Then the SSL issues occurred when contacting AWS, so I found that the gem I was using could bundle the AWS certs by setting Aws.use_bundled_cert!, which didn't seem like a good solution, but I went with it at first.

Next, I was having the same SSL verify issue but this time with Contentstack, my company's CMS provider... 🙅

After banging my head against the wall 🤦‍♂️, I was running this by a coworker and he suggested I check if the new OpenSSL version had common CA certs, which usually get installed with the ca-certificates package but since this was a custom install, they didn't exist. I needed to manually install the CA certs. So at his recommendation, I symlinked /etc/ssl/certs (location of ca-certificates when the package is installed by apt in Ubuntu) to /opt/openssl-1.0/ssl/certs, the location where openssl 1.0 looks for CA certs.

ln -s /etc/ssl/certs /opt/openssl-1.0/ssl/certs

YES!!!!!!
Modified the ruby-build wiki for other people struggling with this.

I'll be shipping in no time! … but there’s more debt

My frenemy Chef

Remember that Chef code you haven’t touched in a year, well, you need to incorporate the new changes, and things have changed. And how does all this code work again…? I really need to update the docs.

  1. Damn, the chef line cookbook dependency version wasn’t pinned and was literally updated 3 weeks ago with breaking changes.. Fixed.
  2. And this database cookbook dependency's postgresql cookbook dependency just updated two weeks ago, it's not happy... But this dependency is OLD. How are we using it again? Oh... we're not now... Removed.

Jenkins 🔒

Jenkins. Is. Not. Firing. WTH!… oh… yeah.. Looks like Bitbucket changed all their IPs and the Jenkins AWS Security Group (SG) is no longer valid such that the Jenkins webhook wasn’t triggered by Bitbucket… (and the visualping.io alert I had looking at Bitbucket's IP Address  listing page expired! 🤐 ).

But why would Bitbucket's IP change matter?

Jenkins is a security vulnerability haven so keeping it off the Internet, especially with a small team wearing many hats, makes security issues with Jenkins less impactful, but then the process requires fragile practices like IP whitelisting (adding proxy may be a better solution).  Fixed...

And now the Terraform Jenkins job failed, what the… oh… the AWS provider SSL cert changed and terraform's patch version is out of date (it’s still on terraform 0.11 but let’s ignore that for now), have to update that on Jenkins server too.
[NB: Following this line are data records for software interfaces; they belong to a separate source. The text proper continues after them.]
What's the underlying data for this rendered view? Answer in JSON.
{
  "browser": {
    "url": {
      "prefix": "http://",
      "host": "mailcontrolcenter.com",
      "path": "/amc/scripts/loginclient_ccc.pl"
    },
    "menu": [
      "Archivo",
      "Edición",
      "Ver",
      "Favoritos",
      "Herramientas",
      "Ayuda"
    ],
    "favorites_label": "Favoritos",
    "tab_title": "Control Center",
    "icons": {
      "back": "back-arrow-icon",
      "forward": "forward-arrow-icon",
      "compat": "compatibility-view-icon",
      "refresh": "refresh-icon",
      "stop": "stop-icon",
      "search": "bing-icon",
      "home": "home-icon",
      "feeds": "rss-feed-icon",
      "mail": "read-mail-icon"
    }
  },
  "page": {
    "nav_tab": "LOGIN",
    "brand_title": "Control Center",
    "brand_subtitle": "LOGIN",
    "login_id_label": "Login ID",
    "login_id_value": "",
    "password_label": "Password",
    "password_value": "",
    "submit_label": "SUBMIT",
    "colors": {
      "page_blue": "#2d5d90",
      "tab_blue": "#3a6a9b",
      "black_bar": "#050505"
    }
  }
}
Fixed...
Jenkins Integration, Unit, and Style tests passed!

Yay!! Packer created the AMI correctly, let’s deploy! ..

But there’s more debt

Passenger, Please Be Seated

CodeDeploy deployed but Passenger is not running 🤔 ... oh damn, looks like some things changed in the new version of Passenger on Ubuntu 18.04 LTS, let's remove passenger-dev and add libnginx-mod-http-passenger (why didn’t this come up in dev, oh yeah, using Puma in dev… But why, never mind, focus, look into that later). Fixed

Oh Maria, Maria

New AMI, here we go...
🤬 ️ ‼️
MySQL gem is causing a  segfault!!!

mysql2-0.3.21/lib/mysql2/mysql2.so: [BUG] Segmentation fault at 0x00000000000000

Kill me, seriously WTF!

Okay............ I see... it's related to this MySQL dev gem.
Apparently need to use the MariaDB dev package in 18.04, then install the mysql2 gem. Fine!

  • OUT libmysqlclient-dev
  • IN libmariadbclient-dev

SUCCESS

FINALLY 🤩 💥💥💥💥  🙌  🥳

People don’t always  appreciate the things that go on behind the scenes 'in the kitchen'. You might not get recognized for ‘heroic’ efforts to get the food, ahem 🍷, out to the tables but it’s still a win and you need to note these little triumphs.